Ok, so those who know me in person know that I have a...thing...for fabric. An I-do-so-love-it, an I-adore-the-fun-colors-and-feel-and-movement-and-daydreaming- about-what-I-can-make-with-it sort of thing for fabric. Now, this is not uncommon among those who like to sew, or like fashion, or are heavily kinetic. But I do SO love fabric, and I thought it would be a great topic for a blog. So here goes!
This is a fabric that I bought back in Fall at Bolt Fabric Boutique in Portland. It was in their remnants sections for $5.67 a yard, and I believe I was able to purchase 2 yards of it. I was drawn to it by its use of slightly abstracted shapes and the layering of the colored squares and rectangles. I also happen to like pink and purple when they are together is such a way that is not TOO early nineties. The coin in the picture is a quarter, placed their to give you some concept of scale. Most of the inspiration for the projects that I make comes from the fabric. I paired this with some solid black and purple fabric to make some fun patchwork purses, and some solid black and bright pink fabric for similar projects. Both colorways seemed to work really well. I also paired it with some lighter pink to less success.
I'm just your average sewing nut who delights in all kinds of fabric. I collect scraps of all kinds of fabric, no matter how small.

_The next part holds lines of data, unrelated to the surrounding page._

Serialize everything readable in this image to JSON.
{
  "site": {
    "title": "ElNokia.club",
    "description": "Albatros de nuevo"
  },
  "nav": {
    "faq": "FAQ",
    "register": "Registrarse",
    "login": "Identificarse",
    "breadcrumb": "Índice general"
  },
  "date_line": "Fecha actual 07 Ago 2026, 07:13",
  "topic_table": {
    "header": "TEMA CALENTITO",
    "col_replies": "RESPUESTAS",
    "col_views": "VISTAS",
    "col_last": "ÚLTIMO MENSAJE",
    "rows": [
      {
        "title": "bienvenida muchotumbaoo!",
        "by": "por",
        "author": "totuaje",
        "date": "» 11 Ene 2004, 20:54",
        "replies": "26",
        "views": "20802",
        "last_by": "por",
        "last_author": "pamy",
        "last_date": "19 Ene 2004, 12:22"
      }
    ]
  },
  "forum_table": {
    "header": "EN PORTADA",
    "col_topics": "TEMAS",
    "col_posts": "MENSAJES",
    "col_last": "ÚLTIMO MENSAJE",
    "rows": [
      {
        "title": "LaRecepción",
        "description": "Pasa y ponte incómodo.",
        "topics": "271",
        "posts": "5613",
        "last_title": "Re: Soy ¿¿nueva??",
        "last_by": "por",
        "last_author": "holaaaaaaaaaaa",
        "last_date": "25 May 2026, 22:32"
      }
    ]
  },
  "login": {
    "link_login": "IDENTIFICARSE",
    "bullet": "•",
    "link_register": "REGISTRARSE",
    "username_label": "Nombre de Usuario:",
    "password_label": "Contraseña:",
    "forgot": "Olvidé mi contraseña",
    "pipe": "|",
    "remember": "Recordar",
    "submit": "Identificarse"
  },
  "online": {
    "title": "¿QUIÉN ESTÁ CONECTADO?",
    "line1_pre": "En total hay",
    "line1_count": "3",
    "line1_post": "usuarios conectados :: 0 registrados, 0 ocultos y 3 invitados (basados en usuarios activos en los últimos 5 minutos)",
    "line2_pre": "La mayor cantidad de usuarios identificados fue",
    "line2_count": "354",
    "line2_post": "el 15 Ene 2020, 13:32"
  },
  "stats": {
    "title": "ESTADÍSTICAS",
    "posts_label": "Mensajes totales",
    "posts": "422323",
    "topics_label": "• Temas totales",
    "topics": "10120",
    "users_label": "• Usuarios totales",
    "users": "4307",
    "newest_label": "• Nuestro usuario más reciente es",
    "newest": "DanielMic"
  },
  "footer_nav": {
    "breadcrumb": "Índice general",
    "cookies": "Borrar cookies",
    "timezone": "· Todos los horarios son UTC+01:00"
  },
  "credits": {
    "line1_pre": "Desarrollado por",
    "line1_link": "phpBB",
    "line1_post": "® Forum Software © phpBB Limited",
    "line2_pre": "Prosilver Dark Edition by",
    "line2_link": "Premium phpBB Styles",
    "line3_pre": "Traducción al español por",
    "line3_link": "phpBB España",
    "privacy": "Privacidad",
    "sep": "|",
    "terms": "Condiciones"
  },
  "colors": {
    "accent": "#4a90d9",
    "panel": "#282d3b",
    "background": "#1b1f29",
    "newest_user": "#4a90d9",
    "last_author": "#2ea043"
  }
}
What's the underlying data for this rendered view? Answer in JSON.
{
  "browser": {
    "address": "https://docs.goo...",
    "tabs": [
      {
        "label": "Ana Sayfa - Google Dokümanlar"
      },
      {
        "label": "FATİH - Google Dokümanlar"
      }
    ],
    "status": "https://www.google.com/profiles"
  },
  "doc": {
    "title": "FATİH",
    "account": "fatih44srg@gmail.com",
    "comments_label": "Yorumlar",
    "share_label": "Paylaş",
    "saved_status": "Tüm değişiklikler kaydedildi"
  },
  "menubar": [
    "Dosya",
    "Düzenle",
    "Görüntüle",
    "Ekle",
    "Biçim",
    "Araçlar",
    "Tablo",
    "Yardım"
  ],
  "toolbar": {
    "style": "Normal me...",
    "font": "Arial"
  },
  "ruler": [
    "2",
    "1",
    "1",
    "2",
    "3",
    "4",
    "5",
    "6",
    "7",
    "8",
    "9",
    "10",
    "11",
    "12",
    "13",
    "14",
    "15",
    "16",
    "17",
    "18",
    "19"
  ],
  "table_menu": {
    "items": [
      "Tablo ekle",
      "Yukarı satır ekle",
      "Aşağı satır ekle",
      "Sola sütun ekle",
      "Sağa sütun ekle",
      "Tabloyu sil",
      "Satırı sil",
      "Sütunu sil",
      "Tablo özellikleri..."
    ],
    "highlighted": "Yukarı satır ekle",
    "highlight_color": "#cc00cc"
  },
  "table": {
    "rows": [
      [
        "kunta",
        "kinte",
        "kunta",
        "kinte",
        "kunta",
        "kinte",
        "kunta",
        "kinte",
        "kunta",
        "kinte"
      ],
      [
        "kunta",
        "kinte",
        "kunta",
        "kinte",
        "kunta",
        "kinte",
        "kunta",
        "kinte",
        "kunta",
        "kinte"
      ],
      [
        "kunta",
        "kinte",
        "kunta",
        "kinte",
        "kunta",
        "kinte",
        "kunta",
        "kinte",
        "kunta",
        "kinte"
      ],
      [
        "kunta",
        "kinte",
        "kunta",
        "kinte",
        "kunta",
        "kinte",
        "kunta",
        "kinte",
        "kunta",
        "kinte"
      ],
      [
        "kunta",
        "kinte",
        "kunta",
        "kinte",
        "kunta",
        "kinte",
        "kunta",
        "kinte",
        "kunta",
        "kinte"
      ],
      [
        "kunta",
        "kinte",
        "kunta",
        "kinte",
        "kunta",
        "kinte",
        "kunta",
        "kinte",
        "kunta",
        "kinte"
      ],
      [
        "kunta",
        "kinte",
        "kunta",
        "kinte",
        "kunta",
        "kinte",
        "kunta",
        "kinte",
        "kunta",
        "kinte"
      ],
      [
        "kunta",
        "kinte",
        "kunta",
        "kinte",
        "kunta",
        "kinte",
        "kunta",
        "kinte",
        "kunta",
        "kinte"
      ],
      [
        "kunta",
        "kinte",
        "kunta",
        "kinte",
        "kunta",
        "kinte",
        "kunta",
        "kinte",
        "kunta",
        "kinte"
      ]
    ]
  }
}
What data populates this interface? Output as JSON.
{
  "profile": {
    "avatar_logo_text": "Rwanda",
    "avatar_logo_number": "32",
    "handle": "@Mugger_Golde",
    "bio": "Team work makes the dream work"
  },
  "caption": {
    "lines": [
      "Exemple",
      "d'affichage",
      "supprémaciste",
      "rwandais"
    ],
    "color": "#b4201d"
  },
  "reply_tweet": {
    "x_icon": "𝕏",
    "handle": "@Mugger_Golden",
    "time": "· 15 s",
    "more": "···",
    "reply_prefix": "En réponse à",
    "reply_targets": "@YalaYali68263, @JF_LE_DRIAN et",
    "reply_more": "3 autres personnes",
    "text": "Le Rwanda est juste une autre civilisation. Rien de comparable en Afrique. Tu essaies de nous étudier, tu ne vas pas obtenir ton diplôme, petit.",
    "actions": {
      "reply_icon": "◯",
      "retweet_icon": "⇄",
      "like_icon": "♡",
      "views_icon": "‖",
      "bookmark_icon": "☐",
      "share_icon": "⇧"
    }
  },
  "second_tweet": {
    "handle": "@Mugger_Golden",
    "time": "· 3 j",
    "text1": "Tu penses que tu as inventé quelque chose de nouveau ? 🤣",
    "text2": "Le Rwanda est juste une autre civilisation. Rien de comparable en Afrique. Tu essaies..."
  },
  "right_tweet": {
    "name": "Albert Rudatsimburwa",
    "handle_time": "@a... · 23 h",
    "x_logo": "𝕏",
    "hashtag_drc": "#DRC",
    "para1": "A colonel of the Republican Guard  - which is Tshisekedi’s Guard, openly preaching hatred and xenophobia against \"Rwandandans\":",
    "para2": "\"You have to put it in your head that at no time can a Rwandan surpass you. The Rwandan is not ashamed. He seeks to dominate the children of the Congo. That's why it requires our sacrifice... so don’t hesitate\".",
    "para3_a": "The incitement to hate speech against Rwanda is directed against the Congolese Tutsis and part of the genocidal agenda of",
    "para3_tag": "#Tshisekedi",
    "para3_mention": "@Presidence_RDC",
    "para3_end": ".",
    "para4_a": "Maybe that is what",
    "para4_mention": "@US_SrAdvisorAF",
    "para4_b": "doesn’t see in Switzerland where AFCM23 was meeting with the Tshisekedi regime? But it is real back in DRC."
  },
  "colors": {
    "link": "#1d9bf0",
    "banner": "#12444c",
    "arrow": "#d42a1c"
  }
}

Getting a new box of upholstery samples, or seeing a really awesome trim on sale, are some of my lifes great pleasures. I usually work in the live theatre industry constructing costumes and stage manging. I also make some of the scraps that I have collected into purses for sale at www.byladyt.etsy.com and www.byladyt.com